- From: Edgar Toernig <froese@...>
- Date: Fri, 05 Apr 2002 23:30:23 +0200
> and Edgar may correct me here if I'm wrong, I think that there are some
> languages in which the correct quoting style is »quotation« and others
> where it is «quotation».
You're right. »quotation« is used here in Germany. But only in books to
denote something spoken. People don't use it in regular writing; they
use ,,quotation''. But IMHO, that's not the problem (normally, US people
don't use "string" either - they use ``string'').
> But it is impossible to suggest it since they are not available in every
> character set
Yes, that's what makes them a "no no".
> If you're open to long-quote alternatives, though, I'd think seriously
> about << and >> (and it wouldn't bother me if « and » were synonyms, but it
> might bother someone who wanted to use T's with carons). Another
> alternative would be [< long quote >].
I was not very happy with the [[...]] quotes too and tried to find a better
token. I wouldn't take <<...>>. I would like to reserve them for later
extensions. But [<...>] looks fine.
Btw, I think that Lua's [[...]] problem could be relaxed when the parser
would not count matching double brackets but all single brackets. Then

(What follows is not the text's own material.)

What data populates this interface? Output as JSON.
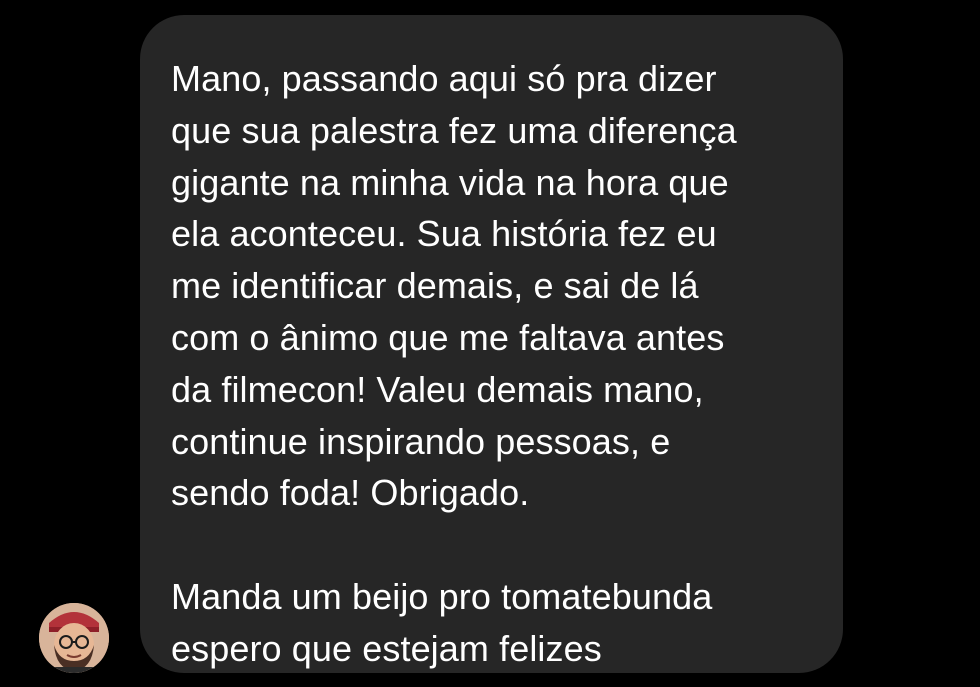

[[a[b[c]]]] would be no problem. (Of course, you would need matching
brackets within the string - but may be a lesser problem.)
> You would think we'd learn....
Nah, that would be too easy ;-)